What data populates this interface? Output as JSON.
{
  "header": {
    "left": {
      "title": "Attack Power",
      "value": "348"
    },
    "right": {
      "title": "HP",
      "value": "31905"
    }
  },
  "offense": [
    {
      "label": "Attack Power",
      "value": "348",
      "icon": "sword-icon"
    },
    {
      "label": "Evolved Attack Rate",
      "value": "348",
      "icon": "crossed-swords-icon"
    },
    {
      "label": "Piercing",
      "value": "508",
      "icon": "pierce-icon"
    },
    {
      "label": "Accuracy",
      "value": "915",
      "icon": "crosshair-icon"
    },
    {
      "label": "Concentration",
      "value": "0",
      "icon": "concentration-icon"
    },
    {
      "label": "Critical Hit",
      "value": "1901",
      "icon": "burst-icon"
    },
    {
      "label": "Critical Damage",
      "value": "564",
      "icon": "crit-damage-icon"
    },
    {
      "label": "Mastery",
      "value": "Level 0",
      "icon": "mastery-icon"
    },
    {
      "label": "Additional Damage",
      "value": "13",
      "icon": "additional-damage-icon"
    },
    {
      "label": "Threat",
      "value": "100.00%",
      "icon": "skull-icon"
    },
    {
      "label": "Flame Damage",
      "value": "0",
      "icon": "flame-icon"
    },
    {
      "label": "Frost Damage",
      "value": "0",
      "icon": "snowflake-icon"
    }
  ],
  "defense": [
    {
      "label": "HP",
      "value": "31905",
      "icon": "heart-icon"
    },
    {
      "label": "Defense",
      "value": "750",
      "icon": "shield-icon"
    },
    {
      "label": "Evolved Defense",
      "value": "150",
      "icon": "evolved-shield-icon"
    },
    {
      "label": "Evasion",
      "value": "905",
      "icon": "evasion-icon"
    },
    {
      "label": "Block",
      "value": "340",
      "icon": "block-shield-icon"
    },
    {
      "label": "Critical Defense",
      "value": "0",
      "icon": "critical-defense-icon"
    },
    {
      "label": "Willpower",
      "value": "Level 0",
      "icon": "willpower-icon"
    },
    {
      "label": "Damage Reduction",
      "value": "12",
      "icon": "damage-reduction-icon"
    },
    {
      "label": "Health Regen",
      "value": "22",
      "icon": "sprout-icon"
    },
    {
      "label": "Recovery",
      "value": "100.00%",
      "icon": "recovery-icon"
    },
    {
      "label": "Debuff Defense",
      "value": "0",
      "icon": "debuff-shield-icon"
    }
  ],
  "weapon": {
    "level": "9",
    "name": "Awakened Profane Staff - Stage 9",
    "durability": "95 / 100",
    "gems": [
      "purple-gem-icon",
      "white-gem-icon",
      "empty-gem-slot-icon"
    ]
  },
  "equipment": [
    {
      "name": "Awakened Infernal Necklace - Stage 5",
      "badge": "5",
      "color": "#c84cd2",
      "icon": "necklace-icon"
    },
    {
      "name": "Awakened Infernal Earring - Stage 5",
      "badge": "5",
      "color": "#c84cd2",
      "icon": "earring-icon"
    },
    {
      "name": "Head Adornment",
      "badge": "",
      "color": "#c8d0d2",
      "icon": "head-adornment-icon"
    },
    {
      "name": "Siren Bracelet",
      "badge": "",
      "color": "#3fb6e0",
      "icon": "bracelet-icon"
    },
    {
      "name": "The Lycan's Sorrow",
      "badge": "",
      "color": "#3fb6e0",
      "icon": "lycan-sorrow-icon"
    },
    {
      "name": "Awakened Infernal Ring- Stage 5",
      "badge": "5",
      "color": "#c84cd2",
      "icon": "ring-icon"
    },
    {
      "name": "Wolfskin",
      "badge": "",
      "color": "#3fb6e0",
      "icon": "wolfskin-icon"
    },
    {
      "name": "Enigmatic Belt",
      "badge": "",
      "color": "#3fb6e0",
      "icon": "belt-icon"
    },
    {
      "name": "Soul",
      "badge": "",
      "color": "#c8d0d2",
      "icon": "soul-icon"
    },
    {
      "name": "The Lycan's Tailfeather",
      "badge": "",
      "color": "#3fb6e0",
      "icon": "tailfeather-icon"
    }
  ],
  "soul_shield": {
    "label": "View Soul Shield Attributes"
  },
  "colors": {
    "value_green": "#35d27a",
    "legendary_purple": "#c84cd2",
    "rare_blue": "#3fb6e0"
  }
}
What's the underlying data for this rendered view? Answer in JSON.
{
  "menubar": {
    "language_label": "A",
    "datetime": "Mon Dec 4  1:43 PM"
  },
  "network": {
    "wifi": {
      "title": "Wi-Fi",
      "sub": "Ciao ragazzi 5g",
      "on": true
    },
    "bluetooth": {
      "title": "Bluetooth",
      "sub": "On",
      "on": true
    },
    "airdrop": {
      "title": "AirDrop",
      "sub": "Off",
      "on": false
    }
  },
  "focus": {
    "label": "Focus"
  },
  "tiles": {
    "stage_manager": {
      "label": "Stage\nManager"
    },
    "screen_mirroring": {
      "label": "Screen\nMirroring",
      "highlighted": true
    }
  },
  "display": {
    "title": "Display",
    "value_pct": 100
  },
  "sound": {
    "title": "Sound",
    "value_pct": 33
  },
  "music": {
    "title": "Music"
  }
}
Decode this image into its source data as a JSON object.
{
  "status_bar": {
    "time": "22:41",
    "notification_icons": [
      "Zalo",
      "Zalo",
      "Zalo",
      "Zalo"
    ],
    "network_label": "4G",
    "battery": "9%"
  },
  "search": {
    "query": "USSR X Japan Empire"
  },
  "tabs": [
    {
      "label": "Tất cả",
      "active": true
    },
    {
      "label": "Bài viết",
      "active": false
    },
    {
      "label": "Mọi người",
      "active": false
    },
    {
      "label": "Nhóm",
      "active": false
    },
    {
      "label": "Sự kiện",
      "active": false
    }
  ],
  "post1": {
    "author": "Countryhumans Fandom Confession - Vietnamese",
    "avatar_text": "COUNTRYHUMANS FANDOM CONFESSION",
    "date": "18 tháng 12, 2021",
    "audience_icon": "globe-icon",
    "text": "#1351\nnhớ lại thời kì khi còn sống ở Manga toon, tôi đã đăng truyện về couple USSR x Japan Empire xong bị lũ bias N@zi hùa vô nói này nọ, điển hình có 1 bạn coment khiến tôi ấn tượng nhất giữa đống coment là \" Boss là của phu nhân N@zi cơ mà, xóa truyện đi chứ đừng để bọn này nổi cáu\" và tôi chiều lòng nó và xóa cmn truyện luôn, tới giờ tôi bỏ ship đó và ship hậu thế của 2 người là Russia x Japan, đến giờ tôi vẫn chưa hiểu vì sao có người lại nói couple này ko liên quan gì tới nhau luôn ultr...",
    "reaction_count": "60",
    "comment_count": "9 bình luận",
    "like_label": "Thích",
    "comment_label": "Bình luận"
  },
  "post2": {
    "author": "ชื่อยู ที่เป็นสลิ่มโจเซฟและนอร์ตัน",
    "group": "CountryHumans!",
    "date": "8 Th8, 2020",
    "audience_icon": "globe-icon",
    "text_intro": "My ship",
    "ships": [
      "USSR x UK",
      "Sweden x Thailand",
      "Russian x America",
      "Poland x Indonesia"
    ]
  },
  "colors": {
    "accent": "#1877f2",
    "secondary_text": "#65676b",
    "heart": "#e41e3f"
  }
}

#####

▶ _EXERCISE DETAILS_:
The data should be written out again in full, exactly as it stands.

▶ _RESULT BELOW_:
What data populates this interface? Output as JSON.
{
  "header": {
    "left": {
      "title": "Attack Power",
      "value": "348"
    },
    "right": {
      "title": "HP",
      "value": "31905"
    }
  },
  "offense": [
    {
      "label": "Attack Power",
      "value": "348",
      "icon": "sword-icon"
    },
    {
      "label": "Evolved Attack Rate",
      "value": "348",
      "icon": "crossed-swords-icon"
    },
    {
      "label": "Piercing",
      "value": "508",
      "icon": "pierce-icon"
    },
    {
      "label": "Accuracy",
      "value": "915",
      "icon": "crosshair-icon"
    },
    {
      "label": "Concentration",
      "value": "0",
      "icon": "concentration-icon"
    },
    {
      "label": "Critical Hit",
      "value": "1901",
      "icon": "burst-icon"
    },
    {
      "label": "Critical Damage",
      "value": "564",
      "icon": "crit-damage-icon"
    },
    {
      "label": "Mastery",
      "value": "Level 0",
      "icon": "mastery-icon"
    },
    {
      "label": "Additional Damage",
      "value": "13",
      "icon": "additional-damage-icon"
    },
    {
      "label": "Threat",
      "value": "100.00%",
      "icon": "skull-icon"
    },
    {
      "label": "Flame Damage",
      "value": "0",
      "icon": "flame-icon"
    },
    {
      "label": "Frost Damage",
      "value": "0",
      "icon": "snowflake-icon"
    }
  ],
  "defense": [
    {
      "label": "HP",
      "value": "31905",
      "icon": "heart-icon"
    },
    {
      "label": "Defense",
      "value": "750",
      "icon": "shield-icon"
    },
    {
      "label": "Evolved Defense",
      "value": "150",
      "icon": "evolved-shield-icon"
    },
    {
      "label": "Evasion",
      "value": "905",
      "icon": "evasion-icon"
    },
    {
      "label": "Block",
      "value": "340",
      "icon": "block-shield-icon"
    },
    {
      "label": "Critical Defense",
      "value": "0",
      "icon": "critical-defense-icon"
    },
    {
      "label": "Willpower",
      "value": "Level 0",
      "icon": "willpower-icon"
    },
    {
      "label": "Damage Reduction",
      "value": "12",
      "icon": "damage-reduction-icon"
    },
    {
      "label": "Health Regen",
      "value": "22",
      "icon": "sprout-icon"
    },
    {
      "label": "Recovery",
      "value": "100.00%",
      "icon": "recovery-icon"
    },
    {
      "label": "Debuff Defense",
      "value": "0",
      "icon": "debuff-shield-icon"
    }
  ],
  "weapon": {
    "level": "9",
    "name": "Awakened Profane Staff - Stage 9",
    "durability": "95 / 100",
    "gems": [
      "purple-gem-icon",
      "white-gem-icon",
      "empty-gem-slot-icon"
    ]
  },
  "equipment": [
    {
      "name": "Awakened Infernal Necklace - Stage 5",
      "badge": "5",
      "color": "#c84cd2",
      "icon": "necklace-icon"
    },
    {
      "name": "Awakened Infernal Earring - Stage 5",
      "badge": "5",
      "color": "#c84cd2",
      "icon": "earring-icon"
    },
    {
      "name": "Head Adornment",
      "badge": "",
      "color": "#c8d0d2",
      "icon": "head-adornment-icon"
    },
    {
      "name": "Siren Bracelet",
      "badge": "",
      "color": "#3fb6e0",
      "icon": "bracelet-icon"
    },
    {
      "name": "The Lycan's Sorrow",
      "badge": "",
      "color": "#3fb6e0",
      "icon": "lycan-sorrow-icon"
    },
    {
      "name": "Awakened Infernal Ring- Stage 5",
      "badge": "5",
      "color": "#c84cd2",
      "icon": "ring-icon"
    },
    {
      "name": "Wolfskin",
      "badge": "",
      "color": "#3fb6e0",
      "icon": "wolfskin-icon"
    },
    {
      "name": "Enigmatic Belt",
      "badge": "",
      "color": "#3fb6e0",
      "icon": "belt-icon"
    },
    {
      "name": "Soul",
      "badge": "",
      "color": "#c8d0d2",
      "icon": "soul-icon"
    },
    {
      "name": "The Lycan's Tailfeather",
      "badge": "",
      "color": "#3fb6e0",
      "icon": "tailfeather-icon"
    }
  ],
  "soul_shield": {
    "label": "View Soul Shield Attributes"
  },
  "colors": {
    "value_green": "#35d27a",
    "legendary_purple": "#c84cd2",
    "rare_blue": "#3fb6e0"
  }
}
What's the underlying data for this rendered view? Answer in JSON.
{
  "menubar": {
    "language_label": "A",
    "datetime": "Mon Dec 4  1:43 PM"
  },
  "network": {
    "wifi": {
      "title": "Wi-Fi",
      "sub": "Ciao ragazzi 5g",
      "on": true
    },
    "bluetooth": {
      "title": "Bluetooth",
      "sub": "On",
      "on": true
    },
    "airdrop": {
      "title": "AirDrop",
      "sub": "Off",
      "on": false
    }
  },
  "focus": {
    "label": "Focus"
  },
  "tiles": {
    "stage_manager": {
      "label": "Stage\nManager"
    },
    "screen_mirroring": {
      "label": "Screen\nMirroring",
      "highlighted": true
    }
  },
  "display": {
    "title": "Display",
    "value_pct": 100
  },
  "sound": {
    "title": "Sound",
    "value_pct": 33
  },
  "music": {
    "title": "Music"
  }
}
Decode this image into its source data as a JSON object.
{
  "status_bar": {
    "time": "22:41",
    "notification_icons": [
      "Zalo",
      "Zalo",
      "Zalo",
      "Zalo"
    ],
    "network_label": "4G",
    "battery": "9%"
  },
  "search": {
    "query": "USSR X Japan Empire"
  },
  "tabs": [
    {
      "label": "Tất cả",
      "active": true
    },
    {
      "label": "Bài viết",
      "active": false
    },
    {
      "label": "Mọi người",
      "active": false
    },
    {
      "label": "Nhóm",
      "active": false
    },
    {
      "label": "Sự kiện",
      "active": false
    }
  ],
  "post1": {
    "author": "Countryhumans Fandom Confession - Vietnamese",
    "avatar_text": "COUNTRYHUMANS FANDOM CONFESSION",
    "date": "18 tháng 12, 2021",
    "audience_icon": "globe-icon",
    "text": "#1351\nnhớ lại thời kì khi còn sống ở Manga toon, tôi đã đăng truyện về couple USSR x Japan Empire xong bị lũ bias N@zi hùa vô nói này nọ, điển hình có 1 bạn coment khiến tôi ấn tượng nhất giữa đống coment là \" Boss là của phu nhân N@zi cơ mà, xóa truyện đi chứ đừng để bọn này nổi cáu\" và tôi chiều lòng nó và xóa cmn truyện luôn, tới giờ tôi bỏ ship đó và ship hậu thế của 2 người là Russia x Japan, đến giờ tôi vẫn chưa hiểu vì sao có người lại nói couple này ko liên quan gì tới nhau luôn ultr...",
    "reaction_count": "60",
    "comment_count": "9 bình luận",
    "like_label": "Thích",
    "comment_label": "Bình luận"
  },
  "post2": {
    "author": "ชื่อยู ที่เป็นสลิ่มโจเซฟและนอร์ตัน",
    "group": "CountryHumans!",
    "date": "8 Th8, 2020",
    "audience_icon": "globe-icon",
    "text_intro": "My ship",
    "ships": [
      "USSR x UK",
      "Sweden x Thailand",
      "Russian x America",
      "Poland x Indonesia"
    ]
  },
  "colors": {
    "accent": "#1877f2",
    "secondary_text": "#65676b",
    "heart": "#e41e3f"
  }
}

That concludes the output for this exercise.